*THE DATA*.
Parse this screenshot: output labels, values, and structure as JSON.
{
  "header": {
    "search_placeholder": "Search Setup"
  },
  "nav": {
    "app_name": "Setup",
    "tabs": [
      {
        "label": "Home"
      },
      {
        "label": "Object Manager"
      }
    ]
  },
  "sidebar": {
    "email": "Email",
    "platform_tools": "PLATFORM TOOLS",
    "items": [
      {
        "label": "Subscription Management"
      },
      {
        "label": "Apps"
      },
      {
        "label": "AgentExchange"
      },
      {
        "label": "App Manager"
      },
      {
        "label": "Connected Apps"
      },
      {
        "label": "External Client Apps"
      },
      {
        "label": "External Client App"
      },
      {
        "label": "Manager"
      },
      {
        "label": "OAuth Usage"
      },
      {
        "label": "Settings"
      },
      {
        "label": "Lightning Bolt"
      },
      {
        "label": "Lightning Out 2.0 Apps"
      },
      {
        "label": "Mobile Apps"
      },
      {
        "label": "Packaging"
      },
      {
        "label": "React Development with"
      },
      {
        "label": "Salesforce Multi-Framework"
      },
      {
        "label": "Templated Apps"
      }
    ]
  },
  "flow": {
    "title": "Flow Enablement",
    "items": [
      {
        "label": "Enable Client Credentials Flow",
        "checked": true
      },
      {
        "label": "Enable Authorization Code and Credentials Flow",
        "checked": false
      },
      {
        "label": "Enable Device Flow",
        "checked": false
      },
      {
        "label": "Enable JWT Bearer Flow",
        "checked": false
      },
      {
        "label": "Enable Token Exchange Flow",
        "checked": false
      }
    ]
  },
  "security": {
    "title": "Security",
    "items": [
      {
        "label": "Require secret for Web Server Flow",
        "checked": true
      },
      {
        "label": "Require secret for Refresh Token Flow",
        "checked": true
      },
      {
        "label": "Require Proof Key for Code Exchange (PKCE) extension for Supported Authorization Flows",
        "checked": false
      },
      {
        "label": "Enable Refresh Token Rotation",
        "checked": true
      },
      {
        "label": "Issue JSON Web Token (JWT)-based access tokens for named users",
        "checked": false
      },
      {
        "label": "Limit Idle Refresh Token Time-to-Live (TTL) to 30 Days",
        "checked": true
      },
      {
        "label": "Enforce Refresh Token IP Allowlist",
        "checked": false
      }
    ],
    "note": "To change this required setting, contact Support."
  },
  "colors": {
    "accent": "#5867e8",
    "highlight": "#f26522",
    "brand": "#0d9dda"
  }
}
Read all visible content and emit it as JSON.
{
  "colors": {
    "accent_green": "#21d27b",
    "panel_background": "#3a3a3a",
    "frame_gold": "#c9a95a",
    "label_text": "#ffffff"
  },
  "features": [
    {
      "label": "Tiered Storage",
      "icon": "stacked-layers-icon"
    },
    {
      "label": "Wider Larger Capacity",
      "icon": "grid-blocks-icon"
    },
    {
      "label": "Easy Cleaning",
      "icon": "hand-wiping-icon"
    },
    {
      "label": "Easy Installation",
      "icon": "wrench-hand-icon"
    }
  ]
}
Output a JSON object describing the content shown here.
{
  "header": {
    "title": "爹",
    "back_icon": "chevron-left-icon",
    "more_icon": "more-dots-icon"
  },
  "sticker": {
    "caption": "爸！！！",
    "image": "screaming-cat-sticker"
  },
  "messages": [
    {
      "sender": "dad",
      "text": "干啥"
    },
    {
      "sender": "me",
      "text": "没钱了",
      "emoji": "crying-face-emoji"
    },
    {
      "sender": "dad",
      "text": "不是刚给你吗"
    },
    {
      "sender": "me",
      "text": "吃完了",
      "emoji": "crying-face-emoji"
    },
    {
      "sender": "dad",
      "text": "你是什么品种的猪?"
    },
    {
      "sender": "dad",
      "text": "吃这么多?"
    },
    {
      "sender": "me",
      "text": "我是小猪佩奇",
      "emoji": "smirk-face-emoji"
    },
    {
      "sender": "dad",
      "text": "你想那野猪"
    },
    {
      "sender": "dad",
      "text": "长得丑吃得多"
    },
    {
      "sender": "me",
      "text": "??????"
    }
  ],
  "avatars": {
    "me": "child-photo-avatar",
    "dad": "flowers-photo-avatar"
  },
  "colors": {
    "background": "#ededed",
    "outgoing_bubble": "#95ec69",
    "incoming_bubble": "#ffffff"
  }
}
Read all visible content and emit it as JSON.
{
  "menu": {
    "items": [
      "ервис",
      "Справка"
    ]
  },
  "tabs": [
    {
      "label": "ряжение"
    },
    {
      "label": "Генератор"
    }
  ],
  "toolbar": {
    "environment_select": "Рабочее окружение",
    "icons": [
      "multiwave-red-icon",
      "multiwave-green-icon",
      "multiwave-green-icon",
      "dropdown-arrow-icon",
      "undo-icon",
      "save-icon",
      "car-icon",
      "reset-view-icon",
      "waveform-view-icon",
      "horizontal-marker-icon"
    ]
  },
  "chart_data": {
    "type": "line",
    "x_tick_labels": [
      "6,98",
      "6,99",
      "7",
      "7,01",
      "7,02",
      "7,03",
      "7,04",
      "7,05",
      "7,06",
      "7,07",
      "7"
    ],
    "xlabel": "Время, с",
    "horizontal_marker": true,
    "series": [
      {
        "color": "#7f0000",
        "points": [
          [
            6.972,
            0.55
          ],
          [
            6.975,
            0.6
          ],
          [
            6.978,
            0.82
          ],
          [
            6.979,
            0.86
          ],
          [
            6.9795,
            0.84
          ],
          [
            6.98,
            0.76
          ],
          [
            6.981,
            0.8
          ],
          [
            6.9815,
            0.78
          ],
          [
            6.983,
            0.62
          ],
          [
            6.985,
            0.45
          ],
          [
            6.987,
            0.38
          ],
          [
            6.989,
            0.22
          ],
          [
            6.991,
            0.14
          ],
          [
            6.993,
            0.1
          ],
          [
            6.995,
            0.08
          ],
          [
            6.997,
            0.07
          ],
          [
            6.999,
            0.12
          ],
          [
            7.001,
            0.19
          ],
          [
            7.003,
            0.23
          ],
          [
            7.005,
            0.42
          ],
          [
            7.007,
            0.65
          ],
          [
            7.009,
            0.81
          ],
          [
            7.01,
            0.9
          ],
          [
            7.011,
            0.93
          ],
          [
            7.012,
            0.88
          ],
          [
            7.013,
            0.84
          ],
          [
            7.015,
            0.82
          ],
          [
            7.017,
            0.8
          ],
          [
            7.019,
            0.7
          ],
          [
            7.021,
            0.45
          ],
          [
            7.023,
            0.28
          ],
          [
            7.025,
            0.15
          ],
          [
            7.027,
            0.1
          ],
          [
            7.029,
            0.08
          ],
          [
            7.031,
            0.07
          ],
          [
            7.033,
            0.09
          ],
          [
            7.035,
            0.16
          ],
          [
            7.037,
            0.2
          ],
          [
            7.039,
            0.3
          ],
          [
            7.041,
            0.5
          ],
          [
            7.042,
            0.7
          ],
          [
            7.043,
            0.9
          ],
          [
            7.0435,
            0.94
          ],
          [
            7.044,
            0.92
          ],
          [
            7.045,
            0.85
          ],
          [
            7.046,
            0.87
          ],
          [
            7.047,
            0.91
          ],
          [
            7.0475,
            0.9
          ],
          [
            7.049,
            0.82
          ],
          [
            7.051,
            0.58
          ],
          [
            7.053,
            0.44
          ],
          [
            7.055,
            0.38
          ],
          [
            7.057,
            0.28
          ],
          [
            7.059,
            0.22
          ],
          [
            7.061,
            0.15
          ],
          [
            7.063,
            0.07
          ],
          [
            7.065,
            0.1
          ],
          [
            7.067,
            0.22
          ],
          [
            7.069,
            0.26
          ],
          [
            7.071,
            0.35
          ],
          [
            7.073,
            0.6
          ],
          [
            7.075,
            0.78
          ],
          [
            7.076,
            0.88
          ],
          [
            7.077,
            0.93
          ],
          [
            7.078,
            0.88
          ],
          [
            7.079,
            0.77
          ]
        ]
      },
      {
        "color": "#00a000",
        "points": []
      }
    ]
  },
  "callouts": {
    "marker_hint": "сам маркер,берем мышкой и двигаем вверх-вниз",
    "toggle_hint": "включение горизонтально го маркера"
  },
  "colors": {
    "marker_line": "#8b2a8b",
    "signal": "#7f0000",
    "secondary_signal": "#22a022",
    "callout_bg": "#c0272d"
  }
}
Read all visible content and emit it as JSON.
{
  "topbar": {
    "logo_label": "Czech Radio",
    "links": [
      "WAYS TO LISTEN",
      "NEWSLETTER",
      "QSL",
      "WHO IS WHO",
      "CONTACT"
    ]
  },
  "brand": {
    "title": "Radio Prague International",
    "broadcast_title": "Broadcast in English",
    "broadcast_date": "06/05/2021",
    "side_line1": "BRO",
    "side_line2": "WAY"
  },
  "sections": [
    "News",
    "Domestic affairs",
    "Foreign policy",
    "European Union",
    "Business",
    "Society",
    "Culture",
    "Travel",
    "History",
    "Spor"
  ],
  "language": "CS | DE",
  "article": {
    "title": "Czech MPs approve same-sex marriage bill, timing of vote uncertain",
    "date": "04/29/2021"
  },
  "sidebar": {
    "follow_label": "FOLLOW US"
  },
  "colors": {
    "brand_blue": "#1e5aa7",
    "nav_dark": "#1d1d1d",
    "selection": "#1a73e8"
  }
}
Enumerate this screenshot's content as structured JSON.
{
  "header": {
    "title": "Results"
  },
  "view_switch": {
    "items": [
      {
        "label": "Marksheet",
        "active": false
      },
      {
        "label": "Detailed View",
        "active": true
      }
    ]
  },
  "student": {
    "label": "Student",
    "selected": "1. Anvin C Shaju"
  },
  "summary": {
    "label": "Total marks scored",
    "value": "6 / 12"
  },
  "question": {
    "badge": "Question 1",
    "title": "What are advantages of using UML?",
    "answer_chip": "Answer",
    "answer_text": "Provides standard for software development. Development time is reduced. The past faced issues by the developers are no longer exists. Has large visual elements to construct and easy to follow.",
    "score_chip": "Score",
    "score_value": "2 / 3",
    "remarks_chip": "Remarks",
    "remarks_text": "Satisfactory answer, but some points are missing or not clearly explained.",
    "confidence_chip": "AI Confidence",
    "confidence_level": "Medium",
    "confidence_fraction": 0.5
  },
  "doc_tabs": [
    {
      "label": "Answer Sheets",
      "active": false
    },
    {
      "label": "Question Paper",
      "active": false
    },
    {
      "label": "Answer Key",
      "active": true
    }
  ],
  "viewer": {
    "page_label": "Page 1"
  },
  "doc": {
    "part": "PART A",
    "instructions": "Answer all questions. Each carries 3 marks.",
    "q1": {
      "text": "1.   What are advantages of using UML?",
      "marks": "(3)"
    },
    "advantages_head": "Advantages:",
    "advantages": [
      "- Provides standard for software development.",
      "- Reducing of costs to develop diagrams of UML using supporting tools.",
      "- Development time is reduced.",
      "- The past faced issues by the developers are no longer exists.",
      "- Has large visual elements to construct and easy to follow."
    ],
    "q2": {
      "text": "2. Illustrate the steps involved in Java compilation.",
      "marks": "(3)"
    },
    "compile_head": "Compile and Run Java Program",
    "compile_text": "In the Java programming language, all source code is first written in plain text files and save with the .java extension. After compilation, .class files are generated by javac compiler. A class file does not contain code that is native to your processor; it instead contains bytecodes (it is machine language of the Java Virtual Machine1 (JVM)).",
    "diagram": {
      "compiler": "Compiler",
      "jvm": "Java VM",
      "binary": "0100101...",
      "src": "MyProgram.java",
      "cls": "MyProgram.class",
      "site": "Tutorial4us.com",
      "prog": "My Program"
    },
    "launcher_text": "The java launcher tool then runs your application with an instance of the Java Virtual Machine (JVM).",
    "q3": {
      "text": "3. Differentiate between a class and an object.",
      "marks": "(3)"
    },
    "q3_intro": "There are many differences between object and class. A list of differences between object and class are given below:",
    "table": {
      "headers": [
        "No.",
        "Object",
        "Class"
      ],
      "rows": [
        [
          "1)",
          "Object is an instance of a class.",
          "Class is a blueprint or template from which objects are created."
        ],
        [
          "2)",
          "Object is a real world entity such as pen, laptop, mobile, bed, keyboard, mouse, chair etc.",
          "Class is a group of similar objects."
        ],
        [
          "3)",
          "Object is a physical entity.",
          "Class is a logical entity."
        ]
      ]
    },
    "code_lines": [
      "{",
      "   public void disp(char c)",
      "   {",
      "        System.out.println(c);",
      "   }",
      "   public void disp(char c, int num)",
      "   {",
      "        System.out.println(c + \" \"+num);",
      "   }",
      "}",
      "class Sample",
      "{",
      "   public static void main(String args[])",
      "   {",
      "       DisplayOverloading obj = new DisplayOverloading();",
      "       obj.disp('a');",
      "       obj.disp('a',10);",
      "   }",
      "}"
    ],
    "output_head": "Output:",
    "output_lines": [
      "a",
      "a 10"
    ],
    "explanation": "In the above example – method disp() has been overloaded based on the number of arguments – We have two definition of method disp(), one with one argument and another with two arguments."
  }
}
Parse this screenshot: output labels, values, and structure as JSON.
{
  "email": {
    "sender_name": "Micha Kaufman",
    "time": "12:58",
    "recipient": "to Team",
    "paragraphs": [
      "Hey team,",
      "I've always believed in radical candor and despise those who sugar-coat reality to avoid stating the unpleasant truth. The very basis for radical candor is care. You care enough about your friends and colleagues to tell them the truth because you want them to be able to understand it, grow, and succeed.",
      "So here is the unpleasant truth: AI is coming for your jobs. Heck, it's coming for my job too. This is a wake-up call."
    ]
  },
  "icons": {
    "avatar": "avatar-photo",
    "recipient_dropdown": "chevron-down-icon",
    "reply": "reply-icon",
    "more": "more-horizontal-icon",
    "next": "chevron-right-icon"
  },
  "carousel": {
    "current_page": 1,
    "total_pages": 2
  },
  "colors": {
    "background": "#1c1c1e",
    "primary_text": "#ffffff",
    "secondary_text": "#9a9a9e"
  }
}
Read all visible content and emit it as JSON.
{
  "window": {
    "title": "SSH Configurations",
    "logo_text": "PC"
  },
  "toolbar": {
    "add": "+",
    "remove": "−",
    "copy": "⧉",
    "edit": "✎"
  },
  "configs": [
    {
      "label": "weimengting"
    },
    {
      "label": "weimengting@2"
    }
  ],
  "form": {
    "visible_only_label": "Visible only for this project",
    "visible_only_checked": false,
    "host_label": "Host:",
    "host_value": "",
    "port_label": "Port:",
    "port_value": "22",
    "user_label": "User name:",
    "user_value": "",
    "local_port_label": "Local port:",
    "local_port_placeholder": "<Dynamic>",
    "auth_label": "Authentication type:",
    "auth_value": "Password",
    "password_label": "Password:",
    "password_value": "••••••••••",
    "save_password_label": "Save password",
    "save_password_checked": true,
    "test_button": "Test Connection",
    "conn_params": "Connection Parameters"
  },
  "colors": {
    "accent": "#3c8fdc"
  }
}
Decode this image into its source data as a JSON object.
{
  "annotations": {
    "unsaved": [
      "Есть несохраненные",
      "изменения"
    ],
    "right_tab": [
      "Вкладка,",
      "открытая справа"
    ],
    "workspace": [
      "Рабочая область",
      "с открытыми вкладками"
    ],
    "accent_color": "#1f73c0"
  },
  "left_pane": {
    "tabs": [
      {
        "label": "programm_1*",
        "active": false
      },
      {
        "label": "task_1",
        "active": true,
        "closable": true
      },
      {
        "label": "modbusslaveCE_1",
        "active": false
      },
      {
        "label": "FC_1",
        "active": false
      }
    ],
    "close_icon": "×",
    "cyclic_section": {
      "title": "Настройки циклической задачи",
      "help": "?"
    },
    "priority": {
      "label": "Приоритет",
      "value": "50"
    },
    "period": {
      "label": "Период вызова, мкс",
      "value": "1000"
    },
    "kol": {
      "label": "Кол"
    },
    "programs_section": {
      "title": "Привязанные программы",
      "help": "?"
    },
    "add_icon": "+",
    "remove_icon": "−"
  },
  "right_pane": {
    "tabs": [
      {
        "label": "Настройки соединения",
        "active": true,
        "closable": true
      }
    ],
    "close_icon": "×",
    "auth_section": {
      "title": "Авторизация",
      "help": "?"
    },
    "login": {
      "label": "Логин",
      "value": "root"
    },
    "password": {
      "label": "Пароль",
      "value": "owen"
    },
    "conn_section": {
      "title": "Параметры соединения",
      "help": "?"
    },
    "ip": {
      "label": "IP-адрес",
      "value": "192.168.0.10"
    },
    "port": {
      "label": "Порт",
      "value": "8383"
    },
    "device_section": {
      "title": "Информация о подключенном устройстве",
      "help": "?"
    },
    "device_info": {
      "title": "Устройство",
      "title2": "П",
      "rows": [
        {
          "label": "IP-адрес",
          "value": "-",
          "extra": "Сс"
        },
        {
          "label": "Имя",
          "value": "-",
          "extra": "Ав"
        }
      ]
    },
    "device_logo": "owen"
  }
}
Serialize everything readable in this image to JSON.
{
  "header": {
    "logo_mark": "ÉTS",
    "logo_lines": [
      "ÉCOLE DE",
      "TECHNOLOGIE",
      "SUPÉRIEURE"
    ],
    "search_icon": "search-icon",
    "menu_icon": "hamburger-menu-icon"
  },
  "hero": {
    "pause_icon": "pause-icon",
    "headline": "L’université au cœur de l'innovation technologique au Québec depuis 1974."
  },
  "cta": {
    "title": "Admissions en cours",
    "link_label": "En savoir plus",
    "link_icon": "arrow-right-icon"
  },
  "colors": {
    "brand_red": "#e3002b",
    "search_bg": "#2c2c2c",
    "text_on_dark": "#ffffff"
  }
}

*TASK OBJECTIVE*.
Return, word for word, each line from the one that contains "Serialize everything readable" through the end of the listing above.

*EXERCISE SOLUTION*.
Serialize everything readable in this image to JSON.
{
  "header": {
    "logo_mark": "ÉTS",
    "logo_lines": [
      "ÉCOLE DE",
      "TECHNOLOGIE",
      "SUPÉRIEURE"
    ],
    "search_icon": "search-icon",
    "menu_icon": "hamburger-menu-icon"
  },
  "hero": {
    "pause_icon": "pause-icon",
    "headline": "L’université au cœur de l'innovation technologique au Québec depuis 1974."
  },
  "cta": {
    "title": "Admissions en cours",
    "link_label": "En savoir plus",
    "link_icon": "arrow-right-icon"
  },
  "colors": {
    "brand_red": "#e3002b",
    "search_bg": "#2c2c2c",
    "text_on_dark": "#ffffff"
  }
}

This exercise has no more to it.